My one year old daughter, M, toddles toward a litter of kittens, who are fresh from a party in the litter-box and shakes her little butt as if to pounce.
“No!” my mother exclaims and reaches down to grab M.
“Let her play with them,” I say and grab her hand.
“What if she gets scratched?” She pauses. “Or worse. They might have dirty paws.”
“She’ll learn not to surprise creatures with claws, won’t she?”

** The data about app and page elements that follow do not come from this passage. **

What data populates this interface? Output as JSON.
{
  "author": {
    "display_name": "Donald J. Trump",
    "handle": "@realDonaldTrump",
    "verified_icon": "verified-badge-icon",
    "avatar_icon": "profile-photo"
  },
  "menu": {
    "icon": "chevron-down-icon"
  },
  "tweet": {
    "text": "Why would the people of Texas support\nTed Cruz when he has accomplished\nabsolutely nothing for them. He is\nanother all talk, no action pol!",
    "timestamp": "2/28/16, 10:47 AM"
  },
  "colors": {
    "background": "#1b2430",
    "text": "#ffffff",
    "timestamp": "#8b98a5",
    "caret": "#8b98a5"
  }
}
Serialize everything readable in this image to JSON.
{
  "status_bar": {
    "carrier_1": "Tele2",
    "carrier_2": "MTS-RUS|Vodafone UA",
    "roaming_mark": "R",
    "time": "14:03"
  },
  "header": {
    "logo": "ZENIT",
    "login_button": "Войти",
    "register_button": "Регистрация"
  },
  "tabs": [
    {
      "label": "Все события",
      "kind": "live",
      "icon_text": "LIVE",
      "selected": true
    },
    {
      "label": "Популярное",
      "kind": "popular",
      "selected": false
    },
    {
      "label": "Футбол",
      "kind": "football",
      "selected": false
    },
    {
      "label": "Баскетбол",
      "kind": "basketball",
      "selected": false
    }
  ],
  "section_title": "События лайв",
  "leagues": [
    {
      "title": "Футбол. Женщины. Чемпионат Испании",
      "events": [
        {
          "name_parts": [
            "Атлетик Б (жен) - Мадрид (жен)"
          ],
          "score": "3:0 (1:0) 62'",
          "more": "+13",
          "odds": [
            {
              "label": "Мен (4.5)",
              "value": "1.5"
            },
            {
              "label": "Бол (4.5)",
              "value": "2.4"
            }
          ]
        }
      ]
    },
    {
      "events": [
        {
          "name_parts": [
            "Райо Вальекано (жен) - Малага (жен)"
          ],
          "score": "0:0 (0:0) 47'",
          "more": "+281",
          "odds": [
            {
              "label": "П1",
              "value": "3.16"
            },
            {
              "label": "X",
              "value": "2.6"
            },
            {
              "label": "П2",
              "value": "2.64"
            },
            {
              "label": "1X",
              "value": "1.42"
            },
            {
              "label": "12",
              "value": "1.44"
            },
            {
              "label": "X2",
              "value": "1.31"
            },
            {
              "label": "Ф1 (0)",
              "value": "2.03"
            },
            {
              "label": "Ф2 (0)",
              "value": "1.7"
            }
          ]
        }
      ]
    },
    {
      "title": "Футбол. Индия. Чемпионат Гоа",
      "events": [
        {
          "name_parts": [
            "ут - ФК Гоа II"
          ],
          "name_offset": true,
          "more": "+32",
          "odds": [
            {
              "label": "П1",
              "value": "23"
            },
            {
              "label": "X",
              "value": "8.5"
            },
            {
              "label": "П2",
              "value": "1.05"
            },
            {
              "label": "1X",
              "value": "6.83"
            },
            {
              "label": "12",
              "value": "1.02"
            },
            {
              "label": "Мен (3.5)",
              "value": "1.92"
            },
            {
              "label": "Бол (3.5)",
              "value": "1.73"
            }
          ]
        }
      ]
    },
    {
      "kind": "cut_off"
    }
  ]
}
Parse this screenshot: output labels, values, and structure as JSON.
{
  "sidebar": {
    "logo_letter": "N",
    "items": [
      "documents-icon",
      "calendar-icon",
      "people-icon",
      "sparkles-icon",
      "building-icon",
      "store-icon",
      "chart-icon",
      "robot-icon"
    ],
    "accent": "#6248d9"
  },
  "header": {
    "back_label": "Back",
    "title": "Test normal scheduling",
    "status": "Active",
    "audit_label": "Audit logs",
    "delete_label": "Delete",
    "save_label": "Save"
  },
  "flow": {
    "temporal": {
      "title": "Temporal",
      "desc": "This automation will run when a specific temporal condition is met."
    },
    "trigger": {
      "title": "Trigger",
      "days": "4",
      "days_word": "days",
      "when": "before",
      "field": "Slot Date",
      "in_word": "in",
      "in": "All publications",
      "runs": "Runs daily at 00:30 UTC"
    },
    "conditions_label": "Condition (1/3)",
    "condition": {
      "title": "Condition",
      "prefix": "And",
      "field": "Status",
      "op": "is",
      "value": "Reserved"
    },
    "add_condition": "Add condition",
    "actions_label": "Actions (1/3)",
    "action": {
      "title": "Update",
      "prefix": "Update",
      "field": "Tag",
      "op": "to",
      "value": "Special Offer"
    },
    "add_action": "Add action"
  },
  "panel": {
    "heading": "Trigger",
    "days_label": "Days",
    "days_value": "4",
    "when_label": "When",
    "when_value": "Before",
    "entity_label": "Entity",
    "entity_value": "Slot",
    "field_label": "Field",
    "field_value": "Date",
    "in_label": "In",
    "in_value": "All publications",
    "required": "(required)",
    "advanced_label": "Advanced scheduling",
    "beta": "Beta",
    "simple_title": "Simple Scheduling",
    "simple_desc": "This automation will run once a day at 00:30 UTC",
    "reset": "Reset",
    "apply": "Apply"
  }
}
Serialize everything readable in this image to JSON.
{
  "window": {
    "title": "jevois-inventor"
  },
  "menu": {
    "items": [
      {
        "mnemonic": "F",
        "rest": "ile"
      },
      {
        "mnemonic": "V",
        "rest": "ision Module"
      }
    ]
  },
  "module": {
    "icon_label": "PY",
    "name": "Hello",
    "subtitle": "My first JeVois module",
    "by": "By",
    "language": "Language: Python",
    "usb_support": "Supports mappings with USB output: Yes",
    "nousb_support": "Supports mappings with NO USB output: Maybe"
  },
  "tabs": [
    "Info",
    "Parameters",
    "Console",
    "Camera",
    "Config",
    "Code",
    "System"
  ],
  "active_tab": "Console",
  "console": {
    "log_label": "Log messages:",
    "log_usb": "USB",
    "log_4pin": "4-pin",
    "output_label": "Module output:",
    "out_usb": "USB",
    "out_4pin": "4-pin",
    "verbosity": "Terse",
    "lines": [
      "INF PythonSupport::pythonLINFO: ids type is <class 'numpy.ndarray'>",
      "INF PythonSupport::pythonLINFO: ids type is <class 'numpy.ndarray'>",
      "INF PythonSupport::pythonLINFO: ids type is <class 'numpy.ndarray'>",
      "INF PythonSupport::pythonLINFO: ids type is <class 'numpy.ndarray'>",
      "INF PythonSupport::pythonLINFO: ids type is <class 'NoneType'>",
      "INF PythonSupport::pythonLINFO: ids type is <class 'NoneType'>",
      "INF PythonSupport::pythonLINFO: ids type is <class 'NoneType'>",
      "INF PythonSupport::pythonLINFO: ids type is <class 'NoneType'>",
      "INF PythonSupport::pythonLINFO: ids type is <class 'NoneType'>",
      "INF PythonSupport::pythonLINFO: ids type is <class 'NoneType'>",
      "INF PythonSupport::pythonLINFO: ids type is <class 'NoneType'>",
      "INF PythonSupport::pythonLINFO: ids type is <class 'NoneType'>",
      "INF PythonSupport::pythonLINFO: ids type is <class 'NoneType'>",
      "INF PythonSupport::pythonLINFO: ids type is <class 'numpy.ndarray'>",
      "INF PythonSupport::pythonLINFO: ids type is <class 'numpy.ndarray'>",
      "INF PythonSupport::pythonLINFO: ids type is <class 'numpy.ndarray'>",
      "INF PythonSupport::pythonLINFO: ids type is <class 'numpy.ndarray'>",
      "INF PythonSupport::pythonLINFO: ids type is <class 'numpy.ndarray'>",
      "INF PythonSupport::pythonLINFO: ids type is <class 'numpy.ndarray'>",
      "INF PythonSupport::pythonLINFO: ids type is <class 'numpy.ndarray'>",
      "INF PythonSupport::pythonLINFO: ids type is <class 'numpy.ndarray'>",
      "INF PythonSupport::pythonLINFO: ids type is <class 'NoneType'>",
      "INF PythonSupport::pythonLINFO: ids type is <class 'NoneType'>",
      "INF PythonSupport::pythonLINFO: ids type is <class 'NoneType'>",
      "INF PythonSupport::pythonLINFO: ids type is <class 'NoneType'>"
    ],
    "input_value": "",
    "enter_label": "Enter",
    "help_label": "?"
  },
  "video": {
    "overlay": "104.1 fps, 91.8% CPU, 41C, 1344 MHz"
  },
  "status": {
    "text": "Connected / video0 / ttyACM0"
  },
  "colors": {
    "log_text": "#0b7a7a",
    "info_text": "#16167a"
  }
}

Mom sighs and shakes her head. Is she right? Am I taking unnecessary risks? Of course I want to protect my daughter from any pain or discomfort. But is it possible to keep her too safe? The hygiene hypothesis is a theory that explains the increase in allergenic diseases such as asthma and allergies caused by a lack of exposure to microorganisms and infectious diseases in early childhood. The idea is that our immune systems need practice to effectively fight off illness, and children’s immune systems lose the ability to discern between an actual threat and an imagined one. As a result, they react strongly to things which should not be a concern, such as strawberries or peanuts. According to the FDA.gov even in the first few days after birth, an infant’s developing immune system needs challenges so that it can develop proper immunity throughout life. An expansion on this theory, called the Old Friends theory maintains that humans evolved alongside a host of microbial and parasitic organisms that are necessary for the human body to develop properly – without those germs, the body creates illnesses that might not otherwise have been there. This theory is being used to explain not only allergies, but more serious diseases such as diabetes, multiple sclerosis and digestive diseases such as IBD.
As it turns out, by keeping our homes sterile and grabbing the hand sanitizer every time they get a little dirt on them, we’re actually creating problems that might not have been there to start with. I know for my part, I’ll be letting M play with those kittens. Hopefully, her immune system will be the stronger for it.